Chronotherapy


Definition - What does Chronotherapy mean?

Chronotherapy is a method used to treat sleep disorders using external stimuli to gradually adjust a person's sleep patterns. Sometimes referred to as a rescheduling treatment, chronotherapy may be used to treat circadian rhythm sleep disorders such as Delayed Sleep Phase (DSP) insomnia. During chronotherapy, an individual takes measures to actively alter the initiation of the sleep cycle to bring their biological clock into conformance with normal wake-sleep times.


WorkplaceTesting explains Chronotherapy

During chronotherapy treatments for sleep or related disorders, a person gradually delays his or her bedtime until the optimum schedule is achieved. This procedure is known as progressive phase advance. Light therapy may be enlisted to stimulate the body's wakefulness in order to prolong the period before they fall asleep. The avoidance of early morning light, which may lead to the individual waking too early is also recommended.

The goal is to alter the person's sleep so that they can overcome insomnia or other circadian rhythm disruptions and regain a normal sleep schedule.

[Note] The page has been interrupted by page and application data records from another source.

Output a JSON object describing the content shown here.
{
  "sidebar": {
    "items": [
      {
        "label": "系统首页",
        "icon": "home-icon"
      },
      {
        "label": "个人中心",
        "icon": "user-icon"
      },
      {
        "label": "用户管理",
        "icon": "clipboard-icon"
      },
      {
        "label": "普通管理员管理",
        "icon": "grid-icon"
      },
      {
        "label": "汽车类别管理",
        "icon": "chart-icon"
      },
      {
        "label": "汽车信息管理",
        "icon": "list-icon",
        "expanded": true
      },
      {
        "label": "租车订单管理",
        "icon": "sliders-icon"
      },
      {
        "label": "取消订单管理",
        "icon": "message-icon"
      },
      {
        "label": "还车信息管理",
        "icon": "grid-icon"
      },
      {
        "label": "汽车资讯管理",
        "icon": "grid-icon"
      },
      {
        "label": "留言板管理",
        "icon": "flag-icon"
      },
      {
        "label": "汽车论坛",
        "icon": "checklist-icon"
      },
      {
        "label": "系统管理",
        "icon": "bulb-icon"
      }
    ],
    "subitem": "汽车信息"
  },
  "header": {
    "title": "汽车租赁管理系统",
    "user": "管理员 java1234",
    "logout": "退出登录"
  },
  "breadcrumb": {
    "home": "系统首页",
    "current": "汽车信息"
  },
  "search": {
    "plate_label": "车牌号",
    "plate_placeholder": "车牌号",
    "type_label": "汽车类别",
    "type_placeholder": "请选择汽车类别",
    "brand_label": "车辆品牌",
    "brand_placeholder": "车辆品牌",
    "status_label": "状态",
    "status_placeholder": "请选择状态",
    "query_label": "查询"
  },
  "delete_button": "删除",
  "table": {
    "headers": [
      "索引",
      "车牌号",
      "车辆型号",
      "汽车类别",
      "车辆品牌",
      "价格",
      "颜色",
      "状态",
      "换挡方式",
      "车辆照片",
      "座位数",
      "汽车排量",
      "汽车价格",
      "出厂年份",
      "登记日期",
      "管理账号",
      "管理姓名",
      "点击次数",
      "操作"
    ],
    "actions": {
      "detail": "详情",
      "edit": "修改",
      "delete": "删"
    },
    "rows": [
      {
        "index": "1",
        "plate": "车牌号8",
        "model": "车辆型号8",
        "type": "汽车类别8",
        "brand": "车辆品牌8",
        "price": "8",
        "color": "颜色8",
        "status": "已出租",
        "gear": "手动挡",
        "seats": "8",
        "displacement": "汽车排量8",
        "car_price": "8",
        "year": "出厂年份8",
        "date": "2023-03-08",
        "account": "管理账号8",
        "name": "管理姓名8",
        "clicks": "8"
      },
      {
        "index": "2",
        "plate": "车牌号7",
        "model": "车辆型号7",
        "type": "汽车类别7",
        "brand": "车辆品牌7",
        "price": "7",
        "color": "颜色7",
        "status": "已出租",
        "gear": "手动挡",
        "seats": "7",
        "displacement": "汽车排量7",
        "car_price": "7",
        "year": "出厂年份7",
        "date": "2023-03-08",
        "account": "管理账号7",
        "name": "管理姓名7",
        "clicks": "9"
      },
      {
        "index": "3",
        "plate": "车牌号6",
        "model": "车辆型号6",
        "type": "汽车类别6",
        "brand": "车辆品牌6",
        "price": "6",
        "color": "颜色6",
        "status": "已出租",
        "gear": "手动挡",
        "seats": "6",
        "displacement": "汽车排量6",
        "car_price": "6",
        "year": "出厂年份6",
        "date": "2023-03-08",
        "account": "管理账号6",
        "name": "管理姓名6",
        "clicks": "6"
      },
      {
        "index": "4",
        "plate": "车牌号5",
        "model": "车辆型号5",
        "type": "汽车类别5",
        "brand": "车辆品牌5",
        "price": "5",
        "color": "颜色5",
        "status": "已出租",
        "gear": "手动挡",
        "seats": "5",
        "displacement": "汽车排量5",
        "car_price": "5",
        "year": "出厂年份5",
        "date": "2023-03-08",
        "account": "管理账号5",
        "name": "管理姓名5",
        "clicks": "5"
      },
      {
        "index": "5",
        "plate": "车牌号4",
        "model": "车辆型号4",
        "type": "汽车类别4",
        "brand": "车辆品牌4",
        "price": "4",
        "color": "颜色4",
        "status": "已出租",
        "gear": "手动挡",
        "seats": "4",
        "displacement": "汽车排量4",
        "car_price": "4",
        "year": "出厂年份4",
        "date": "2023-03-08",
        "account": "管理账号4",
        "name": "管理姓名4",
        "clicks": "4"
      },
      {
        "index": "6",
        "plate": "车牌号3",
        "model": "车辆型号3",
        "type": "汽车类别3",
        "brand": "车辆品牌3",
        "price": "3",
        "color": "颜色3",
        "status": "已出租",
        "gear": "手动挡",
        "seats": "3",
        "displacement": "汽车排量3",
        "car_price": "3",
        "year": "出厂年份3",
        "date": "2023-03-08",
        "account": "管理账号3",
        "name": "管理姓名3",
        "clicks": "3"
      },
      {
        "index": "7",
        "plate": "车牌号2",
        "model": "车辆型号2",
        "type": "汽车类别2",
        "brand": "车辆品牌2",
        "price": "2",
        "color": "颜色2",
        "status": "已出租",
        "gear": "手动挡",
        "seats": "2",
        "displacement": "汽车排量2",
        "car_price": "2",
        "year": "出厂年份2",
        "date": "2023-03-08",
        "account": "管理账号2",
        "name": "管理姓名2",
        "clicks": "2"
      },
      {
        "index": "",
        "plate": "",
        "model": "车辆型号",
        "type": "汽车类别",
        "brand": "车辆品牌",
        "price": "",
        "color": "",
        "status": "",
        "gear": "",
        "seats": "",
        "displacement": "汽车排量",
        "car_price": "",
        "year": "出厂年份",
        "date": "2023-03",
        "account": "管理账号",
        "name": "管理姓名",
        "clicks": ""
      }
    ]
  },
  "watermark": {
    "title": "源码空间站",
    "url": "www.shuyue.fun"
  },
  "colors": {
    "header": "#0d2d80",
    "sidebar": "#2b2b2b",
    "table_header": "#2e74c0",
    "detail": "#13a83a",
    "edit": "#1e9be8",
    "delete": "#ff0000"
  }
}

A related practice which is sometimes also known as chronotherapy, but may also be called chronotherapeutics or chronopharmacology, involves the timing of the delivery of medications and other treatments to optimize their effects based on the human wake-sleep cycle or circadian rhythm. Researchers have determined that in some instance, the timing of a particular treatment may affect how well the body responds. Chronotherapeutic scheduling of chemotherapy is sometimes implemented as part of a patient's cancer treatment plan.

Share this:

Connect with us

Email Newsletter

Join thousands of employment testing and employee wellness professionals.